Listening in to Clark Lounge on April 1, the faint chatter of students looking to meet a new living buddy backdropped by the jolting sounds of the Mario Kart soundtrack filled the air. This is because the Residence Hall Association held the Room and Board Games: Roommate Mixer event with the aim of allowing returning students to meet their potential roommates for the next academic year.
The event was open to all students, regardless of year, who wished to join in on the activities, which included some board games and Mario Kart. Meanwhile, representatives from the Office of Residential Life were there to answer any questions related to housing.
Some came for the opportunity to meet their potential roommate in person, while others were more enticed by the free food and the opportunity to relax and hang out with others. Still, the students who were unsure of their living situation next year got to reach out and meet new people.
Junior Nico Goodbar, who went to the event with sophomore Ren Kato, said events like these can help connect people through common interests.
“I think it’s a lot easier to facilitate a roommate meeting process in person,” Goodbar said. “With events like this where there are things that people can kind of talk about and have in common with each other, like Mario Kart and food.”
It could be nerve-racking moving in with a completely new person before meeting them. According to the Churchill Observer, more and more people are using social media to find their new roommates. However, the roommate selection process can prove to be difficult without meeting potential roommates in person. Students have the opportunity to scout out potential roommates through Facebook groups or can be randomly assigned a roommate through the housing selection process, where students are asked a series of questions regarding roommate preferences.

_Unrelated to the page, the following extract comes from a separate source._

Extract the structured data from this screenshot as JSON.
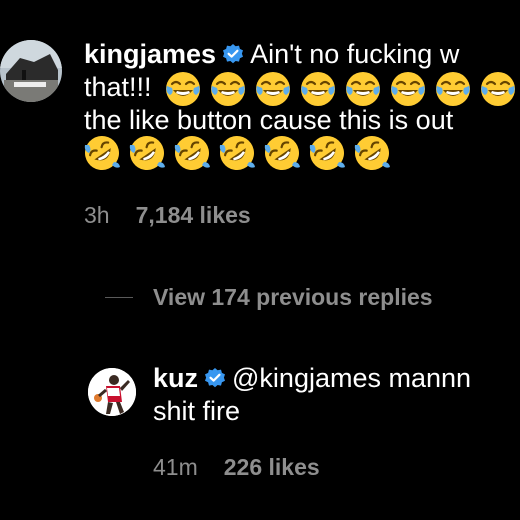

First-year student Leticia Rebelo de Oliveira said she only found out about the event when passing by, but she wanted to know more about what it was all about. Rebelo de Oliveira said the housing process can be confusing and intimidating for many students who are also trying to deal with their everyday school routine and it is easy to feel lost in the process, especially without knowing who their roommate will be.

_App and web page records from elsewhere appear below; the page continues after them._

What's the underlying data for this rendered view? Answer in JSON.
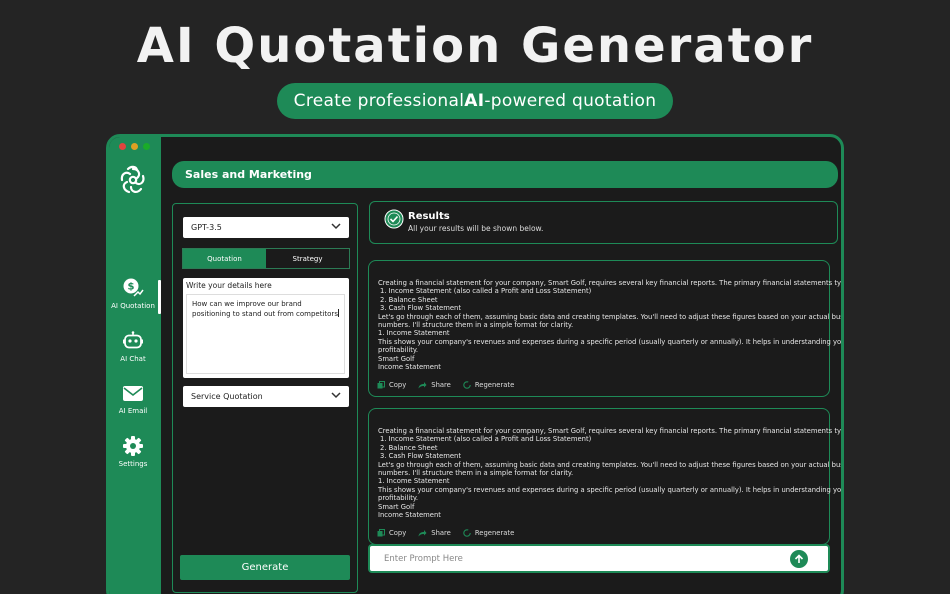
{
  "hero": {
    "title": "AI Quotation Generator",
    "subtitle_pre": "Create professional ",
    "subtitle_bold": "AI",
    "subtitle_post": "-powered quotation"
  },
  "colors": {
    "accent": "#1e8a57",
    "background": "#242424",
    "dot_red": "#e0443e",
    "dot_yellow": "#dea123",
    "dot_green": "#1aab29"
  },
  "sidebar": {
    "items": [
      {
        "label": "AI Quotation",
        "icon": "quotation-icon",
        "active": true
      },
      {
        "label": "AI Chat",
        "icon": "robot-icon",
        "active": false
      },
      {
        "label": "AI Email",
        "icon": "envelope-icon",
        "active": false
      },
      {
        "label": "Settings",
        "icon": "gear-icon",
        "active": false
      }
    ]
  },
  "header": {
    "title": "Sales and Marketing"
  },
  "left": {
    "model": "GPT-3.5",
    "tabs": [
      "Quotation",
      "Strategy"
    ],
    "active_tab": "Quotation",
    "details_label": "Write your details here",
    "details_value": "How can we improve our brand positioning to stand out from competitors",
    "service": "Service Quotation",
    "generate": "Generate"
  },
  "results": {
    "title": "Results",
    "subtitle": "All your results will be shown below."
  },
  "cards": [
    {
      "lines": [
        "Creating a financial statement for your company, Smart Golf, requires several key financial reports. The primary financial statements typically include:",
        "  1. Income Statement (also called a Profit and Loss Statement)",
        "  2. Balance Sheet",
        "  3. Cash Flow Statement",
        "Let's go through each of them, assuming basic data and creating templates. You'll need to adjust these figures based on your actual business",
        "numbers. I'll structure them in a simple format for clarity.",
        "1. Income Statement",
        "This shows your company's revenues and expenses during a specific period (usually quarterly or annually). It helps in understanding your company's",
        "profitability.",
        "Smart Golf",
        "Income Statement"
      ],
      "actions": [
        "Copy",
        "Share",
        "Regenerate"
      ]
    },
    {
      "lines": [
        "Creating a financial statement for your company, Smart Golf, requires several key financial reports. The primary financial statements typically include:",
        "  1. Income Statement (also called a Profit and Loss Statement)",
        "  2. Balance Sheet",
        "  3. Cash Flow Statement",
        "Let's go through each of them, assuming basic data and creating templates. You'll need to adjust these figures based on your actual business",
        "numbers. I'll structure them in a simple format for clarity.",
        "1. Income Statement",
        "This shows your company's revenues and expenses during a specific period (usually quarterly or annually). It helps in understanding your company's",
        "profitability.",
        "Smart Golf",
        "Income Statement"
      ],
      "actions": [
        "Copy",
        "Share",
        "Regenerate"
      ]
    }
  ],
  "prompt": {
    "placeholder": "Enter Prompt Here"
  }
}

“I’m [a resident assistant] right now, and I feel that a lot of my residents are trying to choose which building they want to live [in], if they want to live with the same roommate or if they want to change, and I feel it is hard, usually, to find people if you don’t have the goal to find people to be your roommate,” Rebelo de Oliveira said.

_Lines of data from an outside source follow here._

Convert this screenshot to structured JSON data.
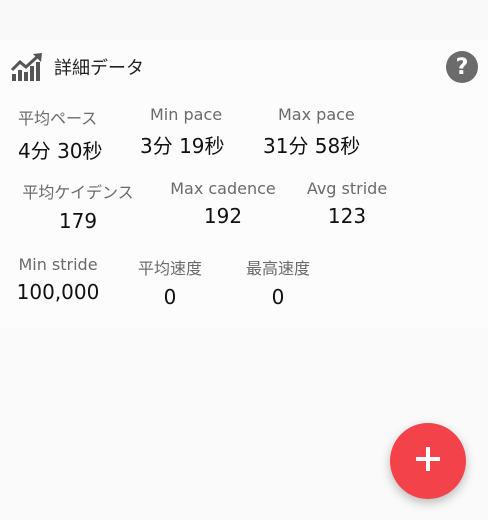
{
  "header": {
    "title": "詳細データ"
  },
  "icons": {
    "chart": "trending-up-chart-icon",
    "help": "help-circle-icon",
    "fab": "plus-icon"
  },
  "colors": {
    "fab": "#f4424b",
    "help": "#6b6b6b",
    "label": "#6b6b6b",
    "value": "#111111"
  },
  "stats": {
    "avg_pace": {
      "label": "平均ペース",
      "value": "4分 30秒"
    },
    "min_pace": {
      "label": "Min pace",
      "value": "3分 19秒"
    },
    "max_pace": {
      "label": "Max pace",
      "value": "31分 58秒"
    },
    "avg_cadence": {
      "label": "平均ケイデンス",
      "value": "179"
    },
    "max_cadence": {
      "label": "Max cadence",
      "value": "192"
    },
    "avg_stride": {
      "label": "Avg stride",
      "value": "123"
    },
    "min_stride": {
      "label": "Min stride",
      "value": "100,000"
    },
    "avg_speed": {
      "label": "平均速度",
      "value": "0"
    },
    "max_speed": {
      "label": "最高速度",
      "value": "0"
    }
  }
}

First-year student Jason Gertzman, who found out about the event through an email, said he felt it would have been easier to approach new people if there was a bigger turnout.
“I think there could definitely be more people and that if they merged with another club or another organization it would have definitely had more people and been successful, but it definitely wasn’t too bad,” Gertzman said.
Sophomore Kathi Hodel, a member of the RHA, an organization dedicated to helping students engage with on-campus life, said RHA can further push for more student engagement for events in the future by spreading the word through increased use of social media.
“I think more advertisement is always the main goal, like maybe posting more on social media about it, and putting it up in student dorms,” Hodel said.
Still, Hodel said she believed that the event was largely successful in getting people to stay and meet other students. The people who had questions for the Office of Residential Life about housing were able to get those questions answered, which was one of their main goals.
Hodel also said this was the first time she had worked on an event like this and was excited about the engagement that it got. She said events like these are especially important for first-year students who are still new to the process and need help getting through this complicated process.
The environment around the entire event was calm and welcoming. The room was open for anyone to freely move around and start up a conversation. Hodel said she believes this is vital because, to many students, talking about housing is nothing but a daunting task. The more open and widely available events like these are, the less likely students will feel misguided in their housing journey.
“There is a lot of misinformation [about the housing process] being spread around, like, ‘Oh, my friend told me this,’ and clearly that is not always true, and then it’s like, well, what are you supposed to do about this,” Hodel said. “And it is also helpful, I believe, to meet new people because that can be tough, and just getting to know others. That was our goal for this.”